Collected data entries
»»

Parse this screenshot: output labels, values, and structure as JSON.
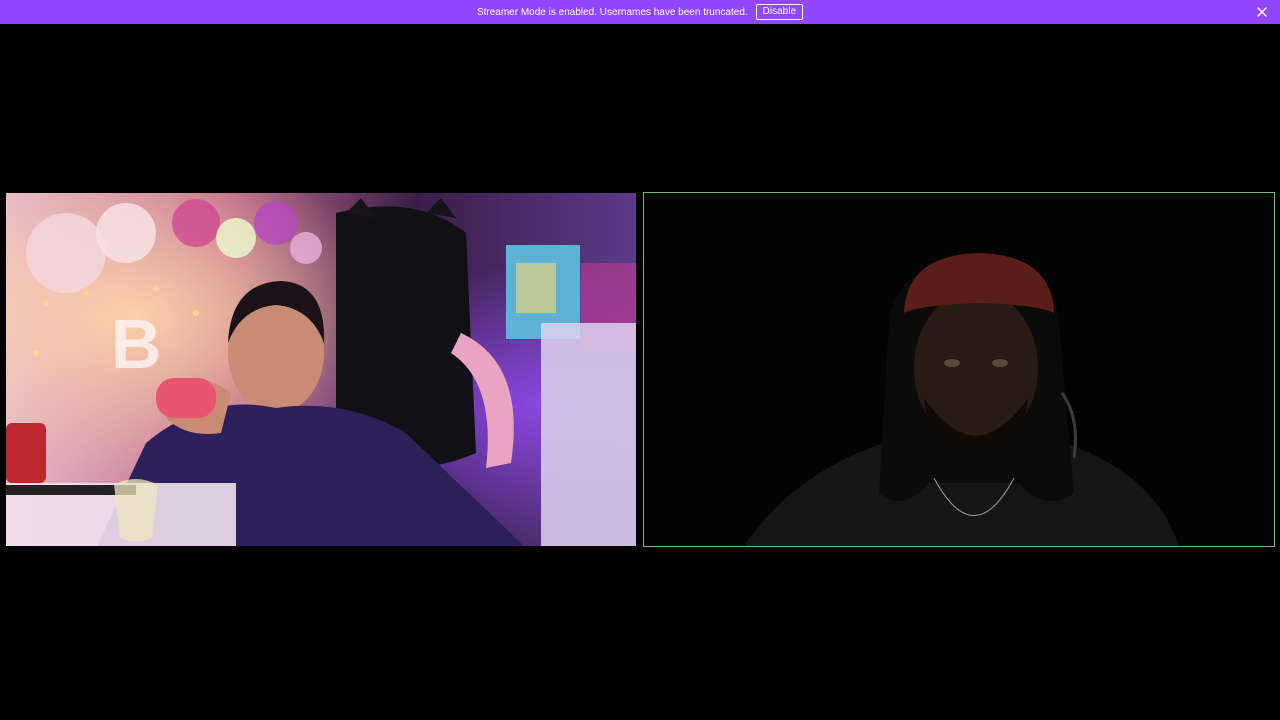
{
  "banner": {
    "message": "Streamer Mode is enabled. Usernames have been truncated.",
    "disable_label": "Disable",
    "close_icon": "close-icon",
    "background_color": "#9146ff"
  },
  "participants": [
    {
      "name": "participant-video-left",
      "speaking": false
    },
    {
      "name": "participant-video-right",
      "speaking": true,
      "speaking_border_color": "#6fbf73"
    }
  ]
}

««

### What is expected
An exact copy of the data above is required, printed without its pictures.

### Response
Parse this screenshot: output labels, values, and structure as JSON.
{
  "banner": {
    "message": "Streamer Mode is enabled. Usernames have been truncated.",
    "disable_label": "Disable",
    "close_icon": "close-icon",
    "background_color": "#9146ff"
  },
  "participants": [
    {
      "name": "participant-video-left",
      "speaking": false
    },
    {
      "name": "participant-video-right",
      "speaking": true,
      "speaking_border_color": "#6fbf73"
    }
  ]
}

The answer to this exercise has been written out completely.